There's some business with Bram, the couple's teenaged son, doing a little gray market barter at school. But he's not in the episode much and that is the correct decision on producers' parts.
Josh Holloway is (a) not that interesting a performer and (b) STILL HAS HIS SAWYER HAIR. He's pushing fifty! It's unseemly! His whole storyline in this episode is already pretty rote -- rough conditions for inmates, tough-guy posturing with a dude who could have him killed -- and now that it's established that future episodes are going to have him doing typical cop-procedural things, I care about Will even less.
Then there's the special effects. As I mentioned above, the production doesn't overreach by trying to make us believe in CG aliens or whatever the hell when obviously a basic-cable budget would not allow for that to be convincing. But there's still a moment early on where we see the aftermath of a vehicle explosion and it really looks cheap.
Finally, while Bram isn't in it that much, there are hints that there's a girl at school he particularly likes, and as we all know from Homeland, you can't create a world in which adults are doing shit that might get them killed at any moment and then toss in a pile of teenage romance.
I kind of expected it to be as boring and terrible as the network's Dig, which I think we turned off before the cold open was even over.

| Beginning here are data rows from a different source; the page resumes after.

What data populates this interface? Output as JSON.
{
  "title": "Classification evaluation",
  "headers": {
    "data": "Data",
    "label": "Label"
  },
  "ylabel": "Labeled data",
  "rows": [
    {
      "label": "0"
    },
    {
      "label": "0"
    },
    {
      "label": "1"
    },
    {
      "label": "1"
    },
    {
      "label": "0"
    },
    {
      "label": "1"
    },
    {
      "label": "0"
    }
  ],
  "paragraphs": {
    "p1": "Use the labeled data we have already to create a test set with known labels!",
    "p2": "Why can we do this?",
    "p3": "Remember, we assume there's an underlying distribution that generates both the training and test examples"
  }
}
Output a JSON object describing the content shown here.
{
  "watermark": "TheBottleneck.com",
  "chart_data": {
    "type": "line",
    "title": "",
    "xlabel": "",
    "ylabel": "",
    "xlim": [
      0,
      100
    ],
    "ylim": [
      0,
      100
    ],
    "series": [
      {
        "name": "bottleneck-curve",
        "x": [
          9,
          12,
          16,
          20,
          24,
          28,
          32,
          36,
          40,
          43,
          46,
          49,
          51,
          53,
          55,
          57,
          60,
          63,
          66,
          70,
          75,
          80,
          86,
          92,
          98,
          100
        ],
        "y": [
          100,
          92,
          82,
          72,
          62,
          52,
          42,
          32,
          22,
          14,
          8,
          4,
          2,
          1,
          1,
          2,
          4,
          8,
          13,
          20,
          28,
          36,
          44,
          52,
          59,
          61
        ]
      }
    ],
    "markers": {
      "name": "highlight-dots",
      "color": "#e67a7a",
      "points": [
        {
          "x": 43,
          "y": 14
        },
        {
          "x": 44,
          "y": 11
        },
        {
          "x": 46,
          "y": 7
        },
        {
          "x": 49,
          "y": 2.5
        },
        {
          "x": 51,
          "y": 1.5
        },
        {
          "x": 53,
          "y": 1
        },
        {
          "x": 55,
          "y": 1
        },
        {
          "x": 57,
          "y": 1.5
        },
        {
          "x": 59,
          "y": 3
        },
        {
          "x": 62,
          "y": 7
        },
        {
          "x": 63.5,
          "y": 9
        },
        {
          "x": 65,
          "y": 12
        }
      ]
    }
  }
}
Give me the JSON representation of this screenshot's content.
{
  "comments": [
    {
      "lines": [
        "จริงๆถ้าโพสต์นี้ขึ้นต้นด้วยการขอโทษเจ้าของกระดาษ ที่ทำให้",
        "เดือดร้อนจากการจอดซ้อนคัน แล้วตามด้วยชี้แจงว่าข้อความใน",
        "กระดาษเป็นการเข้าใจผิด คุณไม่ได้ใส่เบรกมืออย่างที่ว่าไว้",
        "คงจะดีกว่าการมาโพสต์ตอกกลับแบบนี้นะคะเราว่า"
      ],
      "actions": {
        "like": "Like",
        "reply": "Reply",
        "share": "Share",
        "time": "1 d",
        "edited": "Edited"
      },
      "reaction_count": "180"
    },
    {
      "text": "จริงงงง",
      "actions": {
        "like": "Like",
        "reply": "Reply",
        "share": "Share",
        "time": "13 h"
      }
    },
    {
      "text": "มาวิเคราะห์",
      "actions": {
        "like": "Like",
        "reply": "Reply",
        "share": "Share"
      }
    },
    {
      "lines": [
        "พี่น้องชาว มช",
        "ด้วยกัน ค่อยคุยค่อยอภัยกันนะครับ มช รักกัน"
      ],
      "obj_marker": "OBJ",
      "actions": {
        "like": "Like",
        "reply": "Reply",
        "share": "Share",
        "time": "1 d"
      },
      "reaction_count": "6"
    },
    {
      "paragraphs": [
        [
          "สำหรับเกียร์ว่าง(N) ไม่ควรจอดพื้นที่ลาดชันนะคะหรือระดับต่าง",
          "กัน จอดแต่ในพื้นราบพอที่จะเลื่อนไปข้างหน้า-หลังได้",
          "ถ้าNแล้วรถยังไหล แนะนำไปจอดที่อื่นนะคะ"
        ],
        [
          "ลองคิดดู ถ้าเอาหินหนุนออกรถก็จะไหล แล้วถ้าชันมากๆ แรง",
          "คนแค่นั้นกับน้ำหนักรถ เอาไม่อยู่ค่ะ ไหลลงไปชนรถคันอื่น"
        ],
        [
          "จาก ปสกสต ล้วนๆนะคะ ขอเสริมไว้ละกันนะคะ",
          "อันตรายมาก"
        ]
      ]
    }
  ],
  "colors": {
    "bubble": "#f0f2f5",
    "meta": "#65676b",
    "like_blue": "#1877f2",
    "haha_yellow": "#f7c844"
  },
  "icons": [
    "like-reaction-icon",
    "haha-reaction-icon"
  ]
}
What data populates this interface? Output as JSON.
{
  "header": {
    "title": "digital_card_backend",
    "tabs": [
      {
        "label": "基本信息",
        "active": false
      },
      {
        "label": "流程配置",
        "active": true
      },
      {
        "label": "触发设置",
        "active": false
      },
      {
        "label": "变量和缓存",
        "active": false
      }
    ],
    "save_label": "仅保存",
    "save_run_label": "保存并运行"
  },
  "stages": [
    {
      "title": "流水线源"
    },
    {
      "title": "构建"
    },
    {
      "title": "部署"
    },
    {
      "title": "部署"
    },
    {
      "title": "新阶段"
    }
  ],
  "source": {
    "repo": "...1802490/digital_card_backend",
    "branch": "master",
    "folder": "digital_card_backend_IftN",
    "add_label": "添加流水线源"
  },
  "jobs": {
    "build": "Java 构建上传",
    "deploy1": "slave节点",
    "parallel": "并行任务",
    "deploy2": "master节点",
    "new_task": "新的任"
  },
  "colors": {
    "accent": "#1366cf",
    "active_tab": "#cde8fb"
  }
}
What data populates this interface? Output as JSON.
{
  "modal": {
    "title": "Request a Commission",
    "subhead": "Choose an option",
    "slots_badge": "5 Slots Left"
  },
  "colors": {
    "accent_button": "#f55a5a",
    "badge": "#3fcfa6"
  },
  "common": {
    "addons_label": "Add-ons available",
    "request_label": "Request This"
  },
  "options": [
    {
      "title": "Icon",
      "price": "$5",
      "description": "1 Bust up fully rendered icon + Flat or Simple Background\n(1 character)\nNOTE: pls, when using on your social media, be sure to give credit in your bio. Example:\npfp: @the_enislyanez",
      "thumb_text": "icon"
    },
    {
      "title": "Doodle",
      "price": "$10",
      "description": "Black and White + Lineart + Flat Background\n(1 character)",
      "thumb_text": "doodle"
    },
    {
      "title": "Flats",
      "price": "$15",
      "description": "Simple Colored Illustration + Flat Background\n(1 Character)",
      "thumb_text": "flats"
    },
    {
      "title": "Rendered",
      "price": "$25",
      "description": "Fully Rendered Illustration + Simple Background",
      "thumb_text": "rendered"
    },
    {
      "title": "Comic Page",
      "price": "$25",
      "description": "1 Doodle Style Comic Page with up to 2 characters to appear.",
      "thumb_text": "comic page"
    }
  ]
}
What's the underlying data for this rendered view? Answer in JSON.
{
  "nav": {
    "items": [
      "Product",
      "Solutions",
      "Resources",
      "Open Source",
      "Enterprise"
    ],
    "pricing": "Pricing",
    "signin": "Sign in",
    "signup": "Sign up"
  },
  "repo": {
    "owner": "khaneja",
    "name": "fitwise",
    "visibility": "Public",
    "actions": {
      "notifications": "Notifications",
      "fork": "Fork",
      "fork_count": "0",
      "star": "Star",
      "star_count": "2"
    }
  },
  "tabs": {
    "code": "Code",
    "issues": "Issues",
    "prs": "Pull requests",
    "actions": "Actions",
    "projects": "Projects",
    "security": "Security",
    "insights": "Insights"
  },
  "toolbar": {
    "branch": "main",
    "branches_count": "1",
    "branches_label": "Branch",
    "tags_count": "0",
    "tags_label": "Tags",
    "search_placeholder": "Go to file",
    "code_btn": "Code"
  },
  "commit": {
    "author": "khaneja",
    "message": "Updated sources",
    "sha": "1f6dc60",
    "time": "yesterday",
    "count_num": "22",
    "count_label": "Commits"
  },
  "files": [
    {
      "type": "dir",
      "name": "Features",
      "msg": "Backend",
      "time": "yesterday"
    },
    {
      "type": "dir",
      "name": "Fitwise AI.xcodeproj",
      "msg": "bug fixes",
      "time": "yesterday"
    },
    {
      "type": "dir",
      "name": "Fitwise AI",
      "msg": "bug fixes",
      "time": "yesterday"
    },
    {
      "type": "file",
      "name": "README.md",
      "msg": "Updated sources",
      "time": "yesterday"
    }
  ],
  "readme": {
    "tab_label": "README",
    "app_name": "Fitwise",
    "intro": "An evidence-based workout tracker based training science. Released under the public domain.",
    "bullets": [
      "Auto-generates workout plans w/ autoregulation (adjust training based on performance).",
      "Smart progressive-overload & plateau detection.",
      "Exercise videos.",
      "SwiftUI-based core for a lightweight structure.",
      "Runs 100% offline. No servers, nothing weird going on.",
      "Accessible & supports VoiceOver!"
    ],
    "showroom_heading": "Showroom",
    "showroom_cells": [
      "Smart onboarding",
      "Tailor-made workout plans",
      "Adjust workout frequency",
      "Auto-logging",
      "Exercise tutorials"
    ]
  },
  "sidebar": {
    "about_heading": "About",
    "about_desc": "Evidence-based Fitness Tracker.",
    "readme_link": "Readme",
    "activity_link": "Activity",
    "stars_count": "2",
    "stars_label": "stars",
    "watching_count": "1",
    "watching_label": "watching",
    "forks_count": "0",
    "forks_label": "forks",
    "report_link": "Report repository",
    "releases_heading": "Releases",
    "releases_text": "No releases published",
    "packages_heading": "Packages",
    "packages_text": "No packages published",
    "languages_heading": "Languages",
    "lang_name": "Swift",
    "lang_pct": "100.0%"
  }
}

This is better than that, but my TV time is precious and limited and this wasn't so great that I personally feel I really need to see more.